The report gives results of an assessment of the use of carpeting to control fugitive emissions from unpaved roads. Historically, emissions from unpaved roads have been controlled by watering, oiling, or chemical soil stabilization. An analysis of the forces which produce emissions shows that, if fine material can be reduced, fine particle emissions (.15 micrometers) will also be reduced. A new concept for control has been proposed: it uses a stable, rot-resistant, water-permeable fabric to separate road ballast from subsoil. Fine material is not accumulated in the ballast due to gravitational and hydraulic forces during normal rainfall. Preliminary studies indicate that fine material will pass through the fabric without blinding, and that fines in the subsoil do not pump into the ballast from the subsoil. Economic evaluations show that roads constructed with the fabric are cheaper for emissions control than with conventional control methods.
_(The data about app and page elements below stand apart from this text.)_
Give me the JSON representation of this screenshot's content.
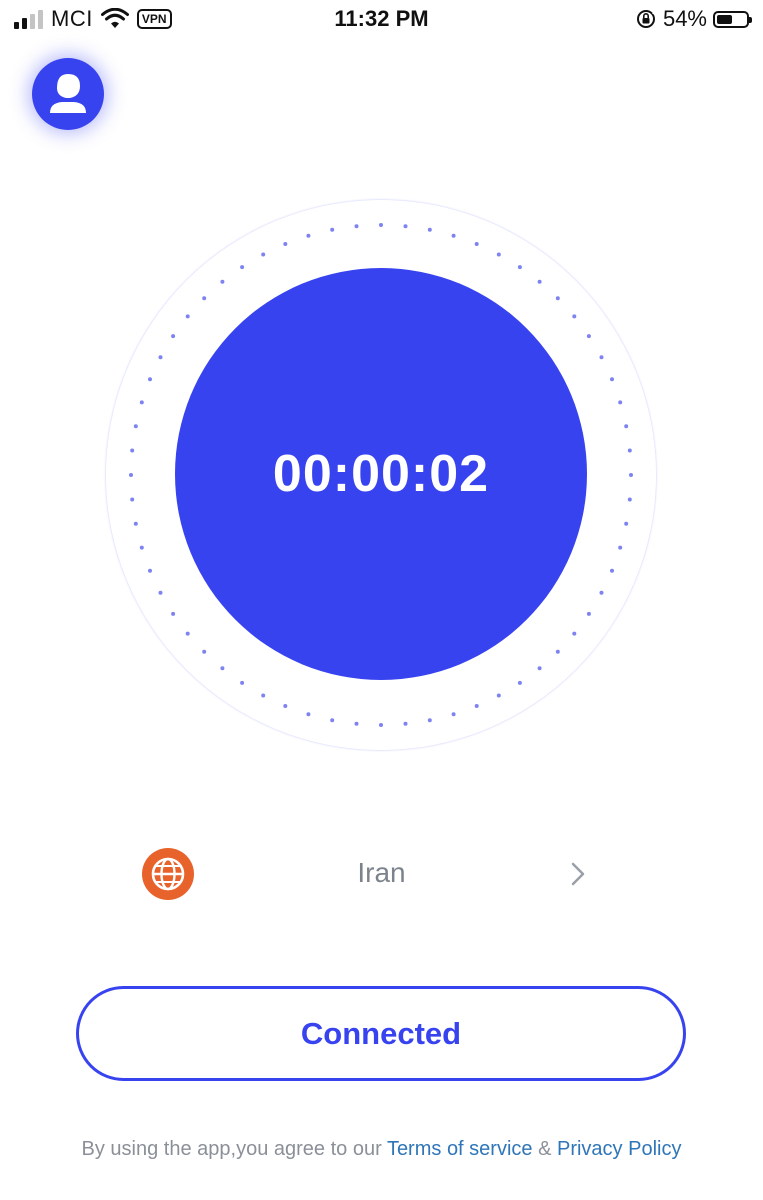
{
  "status_bar": {
    "carrier": "MCI",
    "vpn_badge": "VPN",
    "time": "11:32 PM",
    "battery_percent": "54%",
    "battery_level": 0.54,
    "signal_bars_active": 2,
    "signal_bars_total": 4
  },
  "profile": {
    "icon": "user-icon"
  },
  "connection": {
    "timer": "00:00:02",
    "status_label": "Connected",
    "accent_color": "#3843f0"
  },
  "location": {
    "name": "Iran",
    "flag_icon": "globe-icon",
    "flag_color": "#e8632b"
  },
  "legal": {
    "prefix": "By using the app,you agree to our ",
    "terms_link": "Terms of service",
    "separator": " & ",
    "privacy_link": "Privacy Policy"
  }
}
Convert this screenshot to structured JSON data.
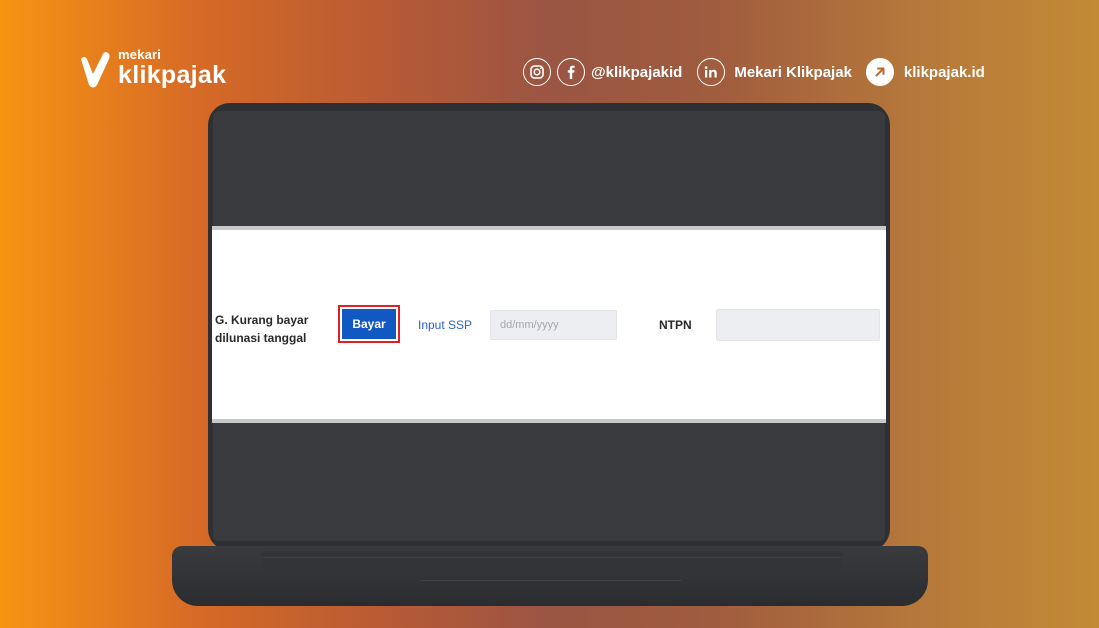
{
  "brand": {
    "top": "mekari",
    "name": "klikpajak"
  },
  "socials": {
    "instagram_icon": "instagram-icon",
    "facebook_icon": "facebook-icon",
    "handle": "@klikpajakid",
    "linkedin_icon": "linkedin-icon",
    "linkedin_name": "Mekari Klikpajak",
    "website_icon": "arrow-up-right-icon",
    "website": "klikpajak.id"
  },
  "form": {
    "label": "G. Kurang bayar dilunasi tanggal",
    "pay_button": "Bayar",
    "input_ssp_link": "Input SSP",
    "date_placeholder": "dd/mm/yyyy",
    "ntpn_label": "NTPN",
    "ntpn_value": ""
  },
  "colors": {
    "pay_button": "#1158c3",
    "highlight": "#e21f26",
    "link": "#2e63c9",
    "gradient_left": "#f79413",
    "gradient_right": "#c28a35"
  }
}
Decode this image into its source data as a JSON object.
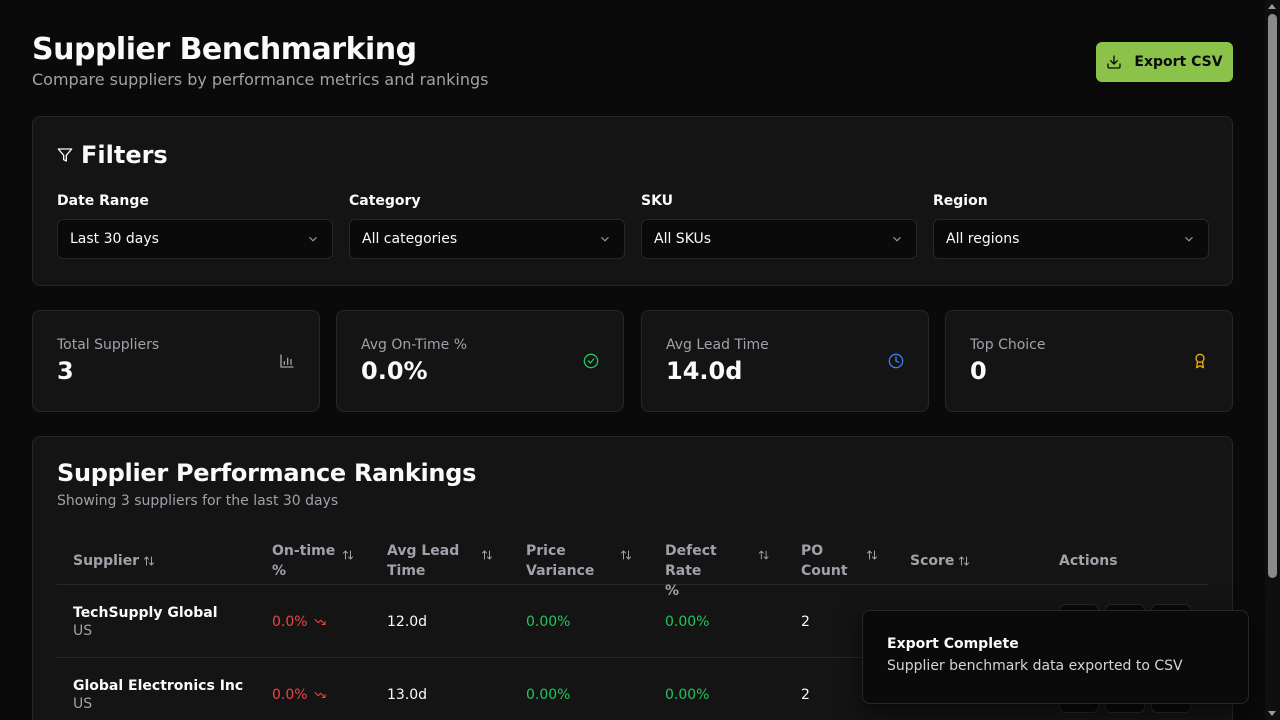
{
  "header": {
    "title": "Supplier Benchmarking",
    "subtitle": "Compare suppliers by performance metrics and rankings",
    "export_label": "Export CSV"
  },
  "filters": {
    "title": "Filters",
    "date_range": {
      "label": "Date Range",
      "value": "Last 30 days"
    },
    "category": {
      "label": "Category",
      "value": "All categories"
    },
    "sku": {
      "label": "SKU",
      "value": "All SKUs"
    },
    "region": {
      "label": "Region",
      "value": "All regions"
    }
  },
  "stats": [
    {
      "label": "Total Suppliers",
      "value": "3",
      "icon": "bar-chart-icon",
      "color": "#a1a1aa"
    },
    {
      "label": "Avg On-Time %",
      "value": "0.0%",
      "icon": "check-circle-icon",
      "color": "#22c55e"
    },
    {
      "label": "Avg Lead Time",
      "value": "14.0d",
      "icon": "clock-icon",
      "color": "#3b82f6"
    },
    {
      "label": "Top Choice",
      "value": "0",
      "icon": "award-icon",
      "color": "#eab308"
    }
  ],
  "rankings": {
    "title": "Supplier Performance Rankings",
    "subtitle": "Showing 3 suppliers for the last 30 days",
    "columns": {
      "supplier": "Supplier",
      "ontime_1": "On-time",
      "ontime_2": "%",
      "lead_1": "Avg Lead",
      "lead_2": "Time",
      "price_1": "Price",
      "price_2": "Variance",
      "defect_1": "Defect Rate",
      "defect_2": "%",
      "po_1": "PO",
      "po_2": "Count",
      "score": "Score",
      "actions": "Actions"
    },
    "rows": [
      {
        "name": "TechSupply Global",
        "region": "US",
        "ontime": "0.0%",
        "lead": "12.0d",
        "price": "0.00%",
        "defect": "0.00%",
        "po": "2"
      },
      {
        "name": "Global Electronics Inc",
        "region": "US",
        "ontime": "0.0%",
        "lead": "13.0d",
        "price": "0.00%",
        "defect": "0.00%",
        "po": "2"
      }
    ]
  },
  "toast": {
    "title": "Export Complete",
    "description": "Supplier benchmark data exported to CSV"
  }
}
The effectiveness of control cannot be directly calculated; however, research is continuing. Construction and testing of a prototype road in anticipated in 1979.

  • Corporate Authors:

    Monsanto Research Corporation

    1515 Nicholas Road
    Dayton, OH  United States  45407

    Environmental Protection Agency

    Industrial Environmental Research Laboratory
    Cincinnati, OH  United States  45268
  • Authors:
    • Blackwood, T R
  • Publication Date: 1979-5

Media Info

  • Pagination: 42 p.

Subject/Index Terms

Filing Info

  • Accession Number: 00305169
  • Record Type: Publication
  • Source Agency: National Technical Information Service
  • Report/Paper Numbers: MRC-DA-896 Final Rpt., EPA/600/7-79/115
  • Contract Numbers: EPA-68-02-3107
  • Files: TRIS
  • Created Date: Feb 11 1980 12:00AM